Ali, however, was not just an inspiration in the ring. As his career blossomed, he became one of the most high-profile celebrities in the world, championing civil rights and social justice causes. When black people were refused seats in the fronts of buses and denied entry to restaurants, he renounced his birth name of Cassius Clay as his “slave name” and found guidance through the Nation of Islam. Ali’s mission was to reject the pacifism of most civil rights activism of that time and empower the African American community against white racism. His public conversion to Islam in 1964 was a defining moment in his life. Elijah Muhammad, the Nation of Islam leader, renamed him Muhammad Ali, meaning one who is worthy of most high praise.
Many of his critics continued to call him by his birth name, Cassius Clay, but that did not deter Ali from embracing his Muslim faith and beliefs. “I am America. I am the part you wo n’t recognize,” Ali said to his detractors. “But get used to me. Black, confident, cocky; my name, not yours; my religion, not yours; my goals, my own; get used to me.”
Ali also refused to serve in the Vietnam War in 1967 due to his religious beliefs, saying at the time, “No, I’m not going 10,000 miles from home to help murder and burn another poor nation simply to continue the domination of white slaves.” masters of the darker people the world over.” Ali was found guilty of draft evasion, sentenced to five years in prison and stripped of his heavyweight title.His conviction was eventually overturned, but he was banned from boxing for three years for taking such a bold stance.

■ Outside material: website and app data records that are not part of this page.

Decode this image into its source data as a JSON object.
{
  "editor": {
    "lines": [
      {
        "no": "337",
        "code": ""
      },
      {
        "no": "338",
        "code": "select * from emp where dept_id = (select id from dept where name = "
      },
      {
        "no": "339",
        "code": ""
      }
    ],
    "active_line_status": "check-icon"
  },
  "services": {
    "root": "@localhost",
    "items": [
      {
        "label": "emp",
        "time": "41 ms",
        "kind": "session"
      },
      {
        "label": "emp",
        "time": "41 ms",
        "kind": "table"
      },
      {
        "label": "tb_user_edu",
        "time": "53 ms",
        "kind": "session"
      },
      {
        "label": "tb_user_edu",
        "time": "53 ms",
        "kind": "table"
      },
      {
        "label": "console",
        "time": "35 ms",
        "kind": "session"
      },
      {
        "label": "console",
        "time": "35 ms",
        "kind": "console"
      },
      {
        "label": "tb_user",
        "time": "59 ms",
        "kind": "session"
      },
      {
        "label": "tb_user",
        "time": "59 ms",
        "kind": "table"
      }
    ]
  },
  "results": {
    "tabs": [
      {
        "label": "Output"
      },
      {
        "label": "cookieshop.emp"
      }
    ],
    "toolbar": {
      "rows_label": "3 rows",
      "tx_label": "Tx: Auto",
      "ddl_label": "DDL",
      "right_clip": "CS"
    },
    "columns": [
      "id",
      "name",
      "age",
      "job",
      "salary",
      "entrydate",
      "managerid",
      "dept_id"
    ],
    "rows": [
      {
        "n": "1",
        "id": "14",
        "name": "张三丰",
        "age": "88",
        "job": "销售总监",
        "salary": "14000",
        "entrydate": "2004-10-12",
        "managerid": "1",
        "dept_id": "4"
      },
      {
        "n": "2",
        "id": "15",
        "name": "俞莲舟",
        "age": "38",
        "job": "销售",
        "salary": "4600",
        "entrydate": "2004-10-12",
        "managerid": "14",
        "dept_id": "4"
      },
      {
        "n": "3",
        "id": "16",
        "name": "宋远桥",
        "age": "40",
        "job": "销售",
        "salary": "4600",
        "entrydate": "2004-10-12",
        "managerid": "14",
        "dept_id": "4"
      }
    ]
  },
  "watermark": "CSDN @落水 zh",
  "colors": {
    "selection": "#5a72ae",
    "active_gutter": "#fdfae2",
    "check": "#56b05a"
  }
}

Ali was an anti-establishment figure who transcended race, religion and every other barrier that kept the world divided. His battles outside the ring only complemented and highlighted his fights inside the ring. “His greatness of him was his ability to connect with people,” said Roach. “Muhammad Ali was the face of boxing, and in a lot of ways he still is.”